- _Required action_
Tally the lines below that contain "screenshot" and reply with only the tally.

[Supplied records — start]

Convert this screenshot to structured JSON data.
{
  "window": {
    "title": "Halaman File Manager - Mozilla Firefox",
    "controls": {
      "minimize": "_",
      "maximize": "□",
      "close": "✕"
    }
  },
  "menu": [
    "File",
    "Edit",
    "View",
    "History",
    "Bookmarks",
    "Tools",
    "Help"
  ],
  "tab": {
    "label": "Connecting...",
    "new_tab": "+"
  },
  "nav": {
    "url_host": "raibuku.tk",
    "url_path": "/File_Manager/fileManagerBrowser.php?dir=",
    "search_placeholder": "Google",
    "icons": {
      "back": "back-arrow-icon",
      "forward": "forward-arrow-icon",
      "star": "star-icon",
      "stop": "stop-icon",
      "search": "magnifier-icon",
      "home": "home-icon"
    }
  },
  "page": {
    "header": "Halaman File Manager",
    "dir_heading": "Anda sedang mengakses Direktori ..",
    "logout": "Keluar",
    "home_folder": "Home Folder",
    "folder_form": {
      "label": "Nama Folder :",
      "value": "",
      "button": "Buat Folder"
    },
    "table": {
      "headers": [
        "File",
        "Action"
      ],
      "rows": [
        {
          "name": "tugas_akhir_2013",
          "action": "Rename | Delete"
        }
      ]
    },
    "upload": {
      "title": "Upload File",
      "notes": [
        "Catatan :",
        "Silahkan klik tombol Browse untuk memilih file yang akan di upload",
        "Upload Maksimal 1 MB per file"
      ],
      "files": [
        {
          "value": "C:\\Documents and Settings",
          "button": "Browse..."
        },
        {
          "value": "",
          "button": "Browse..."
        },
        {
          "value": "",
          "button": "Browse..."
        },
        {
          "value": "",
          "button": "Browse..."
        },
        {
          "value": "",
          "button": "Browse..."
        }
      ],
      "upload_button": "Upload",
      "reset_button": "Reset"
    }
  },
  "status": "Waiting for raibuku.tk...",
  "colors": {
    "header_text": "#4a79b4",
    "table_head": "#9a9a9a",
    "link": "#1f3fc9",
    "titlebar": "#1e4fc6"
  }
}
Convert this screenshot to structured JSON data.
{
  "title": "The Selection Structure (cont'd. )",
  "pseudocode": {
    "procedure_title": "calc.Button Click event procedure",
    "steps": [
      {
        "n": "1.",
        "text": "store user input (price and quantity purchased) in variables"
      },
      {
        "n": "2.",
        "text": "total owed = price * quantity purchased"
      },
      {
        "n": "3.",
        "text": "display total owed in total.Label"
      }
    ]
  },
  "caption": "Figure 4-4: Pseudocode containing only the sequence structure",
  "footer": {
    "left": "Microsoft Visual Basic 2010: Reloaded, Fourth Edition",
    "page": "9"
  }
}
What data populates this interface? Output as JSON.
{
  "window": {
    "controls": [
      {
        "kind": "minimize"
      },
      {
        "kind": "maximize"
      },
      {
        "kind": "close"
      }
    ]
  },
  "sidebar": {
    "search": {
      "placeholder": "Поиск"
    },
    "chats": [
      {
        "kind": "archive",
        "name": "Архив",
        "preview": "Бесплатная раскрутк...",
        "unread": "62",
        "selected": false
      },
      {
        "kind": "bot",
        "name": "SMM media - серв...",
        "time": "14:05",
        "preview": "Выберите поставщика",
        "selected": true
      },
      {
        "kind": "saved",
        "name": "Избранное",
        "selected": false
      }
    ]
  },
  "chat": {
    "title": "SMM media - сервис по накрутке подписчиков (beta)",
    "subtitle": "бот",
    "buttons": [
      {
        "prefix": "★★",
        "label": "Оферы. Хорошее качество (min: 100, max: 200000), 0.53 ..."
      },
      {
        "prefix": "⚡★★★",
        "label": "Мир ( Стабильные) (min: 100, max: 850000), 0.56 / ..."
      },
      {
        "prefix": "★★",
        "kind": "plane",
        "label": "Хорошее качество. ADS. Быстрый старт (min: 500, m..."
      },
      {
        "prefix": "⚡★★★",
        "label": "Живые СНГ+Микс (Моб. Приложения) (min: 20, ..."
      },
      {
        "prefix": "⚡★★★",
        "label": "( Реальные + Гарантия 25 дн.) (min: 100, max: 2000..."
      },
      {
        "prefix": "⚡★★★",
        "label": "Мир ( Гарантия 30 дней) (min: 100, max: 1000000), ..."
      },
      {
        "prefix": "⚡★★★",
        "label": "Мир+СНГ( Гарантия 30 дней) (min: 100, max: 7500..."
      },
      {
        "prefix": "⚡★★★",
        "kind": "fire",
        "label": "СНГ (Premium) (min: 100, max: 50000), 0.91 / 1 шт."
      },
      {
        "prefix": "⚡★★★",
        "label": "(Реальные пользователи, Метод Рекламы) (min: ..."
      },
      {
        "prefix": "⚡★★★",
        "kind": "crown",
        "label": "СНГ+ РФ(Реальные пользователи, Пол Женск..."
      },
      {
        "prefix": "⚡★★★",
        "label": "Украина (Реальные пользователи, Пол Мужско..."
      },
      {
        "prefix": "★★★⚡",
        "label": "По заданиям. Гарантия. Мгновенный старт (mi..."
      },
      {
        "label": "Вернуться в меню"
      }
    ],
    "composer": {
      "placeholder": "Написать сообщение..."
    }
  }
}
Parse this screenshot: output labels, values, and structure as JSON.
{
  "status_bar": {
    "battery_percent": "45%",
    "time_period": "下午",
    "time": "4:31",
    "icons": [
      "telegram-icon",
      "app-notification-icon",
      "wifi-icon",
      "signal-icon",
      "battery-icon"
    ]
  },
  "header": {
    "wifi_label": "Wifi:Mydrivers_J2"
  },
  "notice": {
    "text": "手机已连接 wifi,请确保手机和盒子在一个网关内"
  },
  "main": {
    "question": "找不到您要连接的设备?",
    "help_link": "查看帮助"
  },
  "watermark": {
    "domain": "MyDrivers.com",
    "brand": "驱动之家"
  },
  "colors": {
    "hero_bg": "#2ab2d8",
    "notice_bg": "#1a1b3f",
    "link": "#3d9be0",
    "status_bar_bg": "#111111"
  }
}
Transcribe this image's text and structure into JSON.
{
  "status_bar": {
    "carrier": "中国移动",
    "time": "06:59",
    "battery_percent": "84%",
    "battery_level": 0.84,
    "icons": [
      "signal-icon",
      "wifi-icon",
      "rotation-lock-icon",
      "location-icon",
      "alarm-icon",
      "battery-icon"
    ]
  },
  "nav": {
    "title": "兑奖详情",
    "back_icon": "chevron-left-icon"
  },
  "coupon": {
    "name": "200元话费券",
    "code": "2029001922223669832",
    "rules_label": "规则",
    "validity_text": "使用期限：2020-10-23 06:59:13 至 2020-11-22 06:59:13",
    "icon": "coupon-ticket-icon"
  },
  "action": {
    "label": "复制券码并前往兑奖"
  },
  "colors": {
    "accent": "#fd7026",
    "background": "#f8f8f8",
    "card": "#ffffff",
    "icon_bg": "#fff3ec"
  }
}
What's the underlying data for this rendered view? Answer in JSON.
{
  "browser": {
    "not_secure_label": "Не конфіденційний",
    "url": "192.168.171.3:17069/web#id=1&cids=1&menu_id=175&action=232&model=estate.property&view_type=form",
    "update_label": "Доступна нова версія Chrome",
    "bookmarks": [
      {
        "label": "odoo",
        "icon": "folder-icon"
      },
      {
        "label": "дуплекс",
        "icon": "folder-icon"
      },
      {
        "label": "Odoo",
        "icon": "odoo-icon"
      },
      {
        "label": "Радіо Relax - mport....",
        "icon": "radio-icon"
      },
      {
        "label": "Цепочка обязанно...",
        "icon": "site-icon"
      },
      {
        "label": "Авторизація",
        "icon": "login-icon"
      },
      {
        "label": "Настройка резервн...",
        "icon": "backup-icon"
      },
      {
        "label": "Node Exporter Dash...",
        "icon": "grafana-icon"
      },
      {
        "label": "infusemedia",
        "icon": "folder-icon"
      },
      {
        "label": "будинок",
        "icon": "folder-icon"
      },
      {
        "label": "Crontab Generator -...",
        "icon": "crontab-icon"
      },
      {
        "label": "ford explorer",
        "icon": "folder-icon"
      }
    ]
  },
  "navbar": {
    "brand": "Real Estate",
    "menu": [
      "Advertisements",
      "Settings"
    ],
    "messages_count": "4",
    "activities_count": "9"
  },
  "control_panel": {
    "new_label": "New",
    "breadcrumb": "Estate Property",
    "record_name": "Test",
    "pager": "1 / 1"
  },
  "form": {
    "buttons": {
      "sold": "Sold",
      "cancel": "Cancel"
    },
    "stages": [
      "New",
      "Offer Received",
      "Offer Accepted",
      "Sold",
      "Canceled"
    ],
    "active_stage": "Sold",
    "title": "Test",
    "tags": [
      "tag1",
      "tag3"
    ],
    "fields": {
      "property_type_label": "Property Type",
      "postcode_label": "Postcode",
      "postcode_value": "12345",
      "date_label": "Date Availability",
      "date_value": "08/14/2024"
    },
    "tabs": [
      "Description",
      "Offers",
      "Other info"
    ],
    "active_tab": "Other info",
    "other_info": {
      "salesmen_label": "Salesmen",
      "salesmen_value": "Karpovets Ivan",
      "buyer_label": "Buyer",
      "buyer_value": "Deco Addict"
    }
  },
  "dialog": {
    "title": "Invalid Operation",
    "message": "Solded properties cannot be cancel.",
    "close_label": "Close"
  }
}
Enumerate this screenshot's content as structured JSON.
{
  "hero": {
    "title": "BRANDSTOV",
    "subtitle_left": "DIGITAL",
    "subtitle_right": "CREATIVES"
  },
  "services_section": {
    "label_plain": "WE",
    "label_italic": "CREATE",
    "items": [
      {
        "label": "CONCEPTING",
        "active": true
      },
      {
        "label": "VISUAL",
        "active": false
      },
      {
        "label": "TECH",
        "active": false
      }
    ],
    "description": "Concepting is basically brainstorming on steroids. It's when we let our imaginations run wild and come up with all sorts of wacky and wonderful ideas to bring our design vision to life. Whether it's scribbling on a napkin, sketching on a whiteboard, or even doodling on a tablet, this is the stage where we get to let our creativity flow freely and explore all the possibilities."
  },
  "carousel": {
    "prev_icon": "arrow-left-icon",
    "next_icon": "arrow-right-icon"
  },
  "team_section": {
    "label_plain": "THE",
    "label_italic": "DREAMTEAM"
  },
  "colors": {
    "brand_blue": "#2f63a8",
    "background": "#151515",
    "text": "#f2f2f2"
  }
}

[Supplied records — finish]

- _Answer box_
4